Stochastic Quantisation of Yang-Mills


We report on recent progress on the problem of building a stochastic process that admits the still hypothetical 3D Yang-Mills measure as its invariant measure. One interesting feature of our construction is that it preserves gauge-covariance in the limit even though it is broken by our UV regularisation. This is based on joint work with Ajay Chandra, Ilya Chevyrev, and Hao Shen. The talk will be a rather gentle introduction to this area which does not require familiarity with any of the above mentioned objects.

Nonlinear Harmonic Maps and the Energy Identity


We will begin this talk with a broad introduction to nonlinear harmonic maps with a discussion of some basic examples and background.  We will then focus our attention on a type of singularity formulation, resulting in so called defect measures.   Though not typically studied in such generality, these defect measures are a general construction for understanding the loss of energy in limits of H^1 functions.   In the case of nonlinear harmonic maps, there is a precise conjecture as to the form of these defect measures called the Energy Identity.  

This was recently proved together with Daniele Valorta, and a few words on the proof will be discussed.

Generalizations of the Bernstein Problem


Sergei Bernstein proved (in 1914) that an entire solution to the minimal surface equation on R^2 must be affine. This is a nonlinear version of the Liouville theorem for harmonic functions and turns out to have deep links with the regularity of minimal surfaces. I'll explain what happens in higher dimensions, as well as some natural generalizations.

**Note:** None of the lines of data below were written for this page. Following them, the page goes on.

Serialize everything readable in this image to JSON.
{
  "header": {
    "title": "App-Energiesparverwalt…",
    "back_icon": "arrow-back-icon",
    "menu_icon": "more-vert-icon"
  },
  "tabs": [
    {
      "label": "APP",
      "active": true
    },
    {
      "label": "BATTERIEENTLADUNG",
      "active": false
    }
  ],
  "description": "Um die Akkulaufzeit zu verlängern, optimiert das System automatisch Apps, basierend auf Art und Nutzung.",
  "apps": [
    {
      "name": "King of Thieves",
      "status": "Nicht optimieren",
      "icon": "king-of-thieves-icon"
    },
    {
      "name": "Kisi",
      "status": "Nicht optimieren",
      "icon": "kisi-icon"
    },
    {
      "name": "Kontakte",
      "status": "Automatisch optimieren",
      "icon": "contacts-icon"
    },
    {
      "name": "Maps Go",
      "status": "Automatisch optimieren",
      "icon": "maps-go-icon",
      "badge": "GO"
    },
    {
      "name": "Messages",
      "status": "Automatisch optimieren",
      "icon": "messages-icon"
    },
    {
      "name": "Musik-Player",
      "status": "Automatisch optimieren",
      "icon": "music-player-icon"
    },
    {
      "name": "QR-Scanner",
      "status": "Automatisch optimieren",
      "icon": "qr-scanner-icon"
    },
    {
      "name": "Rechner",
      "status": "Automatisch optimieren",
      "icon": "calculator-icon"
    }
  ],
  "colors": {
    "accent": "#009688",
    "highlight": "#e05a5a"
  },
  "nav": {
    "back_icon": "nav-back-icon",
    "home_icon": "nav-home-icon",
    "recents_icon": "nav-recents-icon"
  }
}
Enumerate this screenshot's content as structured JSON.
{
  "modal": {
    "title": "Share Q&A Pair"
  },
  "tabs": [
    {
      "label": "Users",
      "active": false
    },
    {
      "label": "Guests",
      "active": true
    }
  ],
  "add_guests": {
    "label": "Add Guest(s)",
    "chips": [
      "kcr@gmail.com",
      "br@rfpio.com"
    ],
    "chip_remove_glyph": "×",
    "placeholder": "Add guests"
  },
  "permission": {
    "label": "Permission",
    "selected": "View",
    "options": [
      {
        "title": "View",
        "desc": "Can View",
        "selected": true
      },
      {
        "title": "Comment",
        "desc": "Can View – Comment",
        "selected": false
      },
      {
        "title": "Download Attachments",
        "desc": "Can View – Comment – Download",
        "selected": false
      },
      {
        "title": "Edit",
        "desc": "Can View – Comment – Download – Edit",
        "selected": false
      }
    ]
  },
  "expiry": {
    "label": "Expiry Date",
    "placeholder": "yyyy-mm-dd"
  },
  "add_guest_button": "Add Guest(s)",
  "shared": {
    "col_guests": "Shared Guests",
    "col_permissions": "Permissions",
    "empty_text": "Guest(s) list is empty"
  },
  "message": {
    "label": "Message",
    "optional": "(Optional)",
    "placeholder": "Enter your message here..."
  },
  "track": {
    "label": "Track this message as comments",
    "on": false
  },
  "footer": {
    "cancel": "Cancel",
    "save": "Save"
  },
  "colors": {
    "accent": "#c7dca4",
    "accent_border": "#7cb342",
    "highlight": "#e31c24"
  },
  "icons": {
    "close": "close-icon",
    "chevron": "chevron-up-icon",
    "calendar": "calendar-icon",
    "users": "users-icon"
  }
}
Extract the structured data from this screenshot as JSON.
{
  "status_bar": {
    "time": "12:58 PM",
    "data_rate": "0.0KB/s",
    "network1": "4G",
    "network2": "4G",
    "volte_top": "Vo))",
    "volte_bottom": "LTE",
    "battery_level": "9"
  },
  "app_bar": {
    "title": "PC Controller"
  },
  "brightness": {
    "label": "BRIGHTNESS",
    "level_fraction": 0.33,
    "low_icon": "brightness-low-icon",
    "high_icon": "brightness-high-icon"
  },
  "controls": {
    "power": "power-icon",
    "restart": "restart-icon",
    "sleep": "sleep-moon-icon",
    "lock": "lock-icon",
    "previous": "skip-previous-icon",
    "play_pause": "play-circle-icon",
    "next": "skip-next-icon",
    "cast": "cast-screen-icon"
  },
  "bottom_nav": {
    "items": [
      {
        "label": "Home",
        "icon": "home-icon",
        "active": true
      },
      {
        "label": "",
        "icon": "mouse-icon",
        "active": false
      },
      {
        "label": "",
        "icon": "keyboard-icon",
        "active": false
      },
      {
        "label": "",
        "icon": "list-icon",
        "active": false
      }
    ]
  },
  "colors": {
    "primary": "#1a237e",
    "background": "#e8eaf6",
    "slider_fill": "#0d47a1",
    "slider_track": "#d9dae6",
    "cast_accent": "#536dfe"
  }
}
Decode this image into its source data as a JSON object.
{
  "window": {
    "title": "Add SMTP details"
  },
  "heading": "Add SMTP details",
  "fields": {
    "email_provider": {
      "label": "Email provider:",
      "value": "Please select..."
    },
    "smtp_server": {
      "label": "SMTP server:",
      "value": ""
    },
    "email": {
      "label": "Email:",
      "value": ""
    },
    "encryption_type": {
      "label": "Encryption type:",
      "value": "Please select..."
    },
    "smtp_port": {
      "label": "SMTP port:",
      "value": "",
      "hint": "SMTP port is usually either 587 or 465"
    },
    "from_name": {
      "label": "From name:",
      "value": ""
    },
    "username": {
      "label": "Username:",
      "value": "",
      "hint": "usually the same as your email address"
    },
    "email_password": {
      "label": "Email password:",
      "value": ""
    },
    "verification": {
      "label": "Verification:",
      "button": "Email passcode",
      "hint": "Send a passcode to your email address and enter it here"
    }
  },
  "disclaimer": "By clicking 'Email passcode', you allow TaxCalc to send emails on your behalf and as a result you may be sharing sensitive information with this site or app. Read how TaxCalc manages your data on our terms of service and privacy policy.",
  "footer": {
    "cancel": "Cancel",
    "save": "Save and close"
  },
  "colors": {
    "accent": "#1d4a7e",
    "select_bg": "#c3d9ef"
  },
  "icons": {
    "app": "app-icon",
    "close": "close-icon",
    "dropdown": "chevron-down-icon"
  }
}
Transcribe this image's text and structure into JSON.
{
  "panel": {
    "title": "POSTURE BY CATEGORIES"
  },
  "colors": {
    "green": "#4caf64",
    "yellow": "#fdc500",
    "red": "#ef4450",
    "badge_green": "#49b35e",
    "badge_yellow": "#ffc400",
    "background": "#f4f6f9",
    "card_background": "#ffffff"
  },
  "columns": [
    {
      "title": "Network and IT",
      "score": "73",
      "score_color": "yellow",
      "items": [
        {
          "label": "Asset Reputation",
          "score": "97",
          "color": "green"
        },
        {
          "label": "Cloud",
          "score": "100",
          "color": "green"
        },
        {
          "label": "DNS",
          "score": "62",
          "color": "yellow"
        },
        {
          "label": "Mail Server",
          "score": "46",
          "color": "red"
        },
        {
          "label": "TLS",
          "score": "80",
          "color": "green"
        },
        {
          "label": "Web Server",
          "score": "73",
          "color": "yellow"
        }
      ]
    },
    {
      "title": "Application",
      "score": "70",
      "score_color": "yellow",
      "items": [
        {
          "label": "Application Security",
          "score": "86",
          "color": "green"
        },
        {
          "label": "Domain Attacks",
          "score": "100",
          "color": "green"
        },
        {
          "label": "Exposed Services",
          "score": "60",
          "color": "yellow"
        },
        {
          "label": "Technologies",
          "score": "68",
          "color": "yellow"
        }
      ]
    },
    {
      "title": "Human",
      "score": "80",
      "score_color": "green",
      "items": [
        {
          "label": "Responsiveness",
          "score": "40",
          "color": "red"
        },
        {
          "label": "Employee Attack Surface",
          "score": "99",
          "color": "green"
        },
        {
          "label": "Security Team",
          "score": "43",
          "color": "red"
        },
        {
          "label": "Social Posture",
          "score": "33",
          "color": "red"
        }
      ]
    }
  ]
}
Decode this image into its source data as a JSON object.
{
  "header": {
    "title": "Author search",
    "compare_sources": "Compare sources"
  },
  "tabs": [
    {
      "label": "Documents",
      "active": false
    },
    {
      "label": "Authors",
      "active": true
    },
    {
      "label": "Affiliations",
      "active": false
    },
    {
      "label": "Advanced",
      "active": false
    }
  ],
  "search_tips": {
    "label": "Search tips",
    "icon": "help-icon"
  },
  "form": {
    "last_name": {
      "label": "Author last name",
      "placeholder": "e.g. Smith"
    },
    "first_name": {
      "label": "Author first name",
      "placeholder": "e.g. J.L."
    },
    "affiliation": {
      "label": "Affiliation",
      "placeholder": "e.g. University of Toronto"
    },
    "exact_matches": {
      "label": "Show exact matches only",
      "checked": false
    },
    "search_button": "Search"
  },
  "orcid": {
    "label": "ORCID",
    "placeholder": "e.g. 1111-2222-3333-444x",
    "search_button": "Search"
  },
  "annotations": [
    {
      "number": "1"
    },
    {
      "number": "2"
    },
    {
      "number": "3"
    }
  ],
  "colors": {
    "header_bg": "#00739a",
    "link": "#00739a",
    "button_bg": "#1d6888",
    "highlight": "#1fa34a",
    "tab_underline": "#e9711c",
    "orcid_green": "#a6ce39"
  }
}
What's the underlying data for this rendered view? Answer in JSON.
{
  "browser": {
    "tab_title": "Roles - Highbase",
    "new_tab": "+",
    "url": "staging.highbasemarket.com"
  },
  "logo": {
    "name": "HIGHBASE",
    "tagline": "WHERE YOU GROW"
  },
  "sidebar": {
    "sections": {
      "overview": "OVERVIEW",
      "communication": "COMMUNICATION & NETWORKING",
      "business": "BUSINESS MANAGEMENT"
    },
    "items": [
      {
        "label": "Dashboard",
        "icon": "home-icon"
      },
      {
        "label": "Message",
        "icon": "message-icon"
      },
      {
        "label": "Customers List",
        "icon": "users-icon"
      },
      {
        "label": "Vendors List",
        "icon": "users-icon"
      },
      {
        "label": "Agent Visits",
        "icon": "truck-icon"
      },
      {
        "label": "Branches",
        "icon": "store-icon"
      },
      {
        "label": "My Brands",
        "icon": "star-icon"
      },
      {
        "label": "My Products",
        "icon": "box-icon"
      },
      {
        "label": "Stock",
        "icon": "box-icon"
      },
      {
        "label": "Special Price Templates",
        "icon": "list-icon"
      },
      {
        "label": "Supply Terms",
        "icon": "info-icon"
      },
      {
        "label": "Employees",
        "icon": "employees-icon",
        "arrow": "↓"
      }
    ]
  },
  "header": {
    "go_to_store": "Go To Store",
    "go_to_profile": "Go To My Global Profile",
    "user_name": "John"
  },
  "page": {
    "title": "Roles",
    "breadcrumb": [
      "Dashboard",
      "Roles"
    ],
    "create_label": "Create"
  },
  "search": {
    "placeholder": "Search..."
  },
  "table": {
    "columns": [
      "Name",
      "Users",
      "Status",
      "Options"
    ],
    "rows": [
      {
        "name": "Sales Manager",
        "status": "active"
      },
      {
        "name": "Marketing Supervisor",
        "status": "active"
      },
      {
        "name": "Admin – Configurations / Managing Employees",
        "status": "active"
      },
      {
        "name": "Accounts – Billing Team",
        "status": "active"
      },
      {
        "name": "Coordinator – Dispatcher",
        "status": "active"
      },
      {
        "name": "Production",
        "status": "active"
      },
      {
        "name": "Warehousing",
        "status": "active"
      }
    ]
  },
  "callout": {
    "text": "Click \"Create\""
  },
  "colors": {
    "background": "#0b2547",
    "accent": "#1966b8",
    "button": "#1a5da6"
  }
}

Minimal Surfaces, Hyperbolic Surfaces, and Randomness


Minimal surfaces and hyperbolic surfaces are both "optimal 2d geometries" which are ubiquitous in differential geometry. The first kind is defined by an extrinsic condition (the mean curvature vanishes), while the second kind is defined by an intrinsic condition (the Gaussian curvature is equal to -1). I will discuss a surprising connection between the two geometries coming from randomness. The main statement is that there exists a sequence of closed minimal surfaces in Euclidean spheres, constructed from random permutations, which converges to the hyperbolic plane. This result came from my attempt to bridge minimal surfaces and unitary representations. I will introduce this circle of ideas and mention some general questions.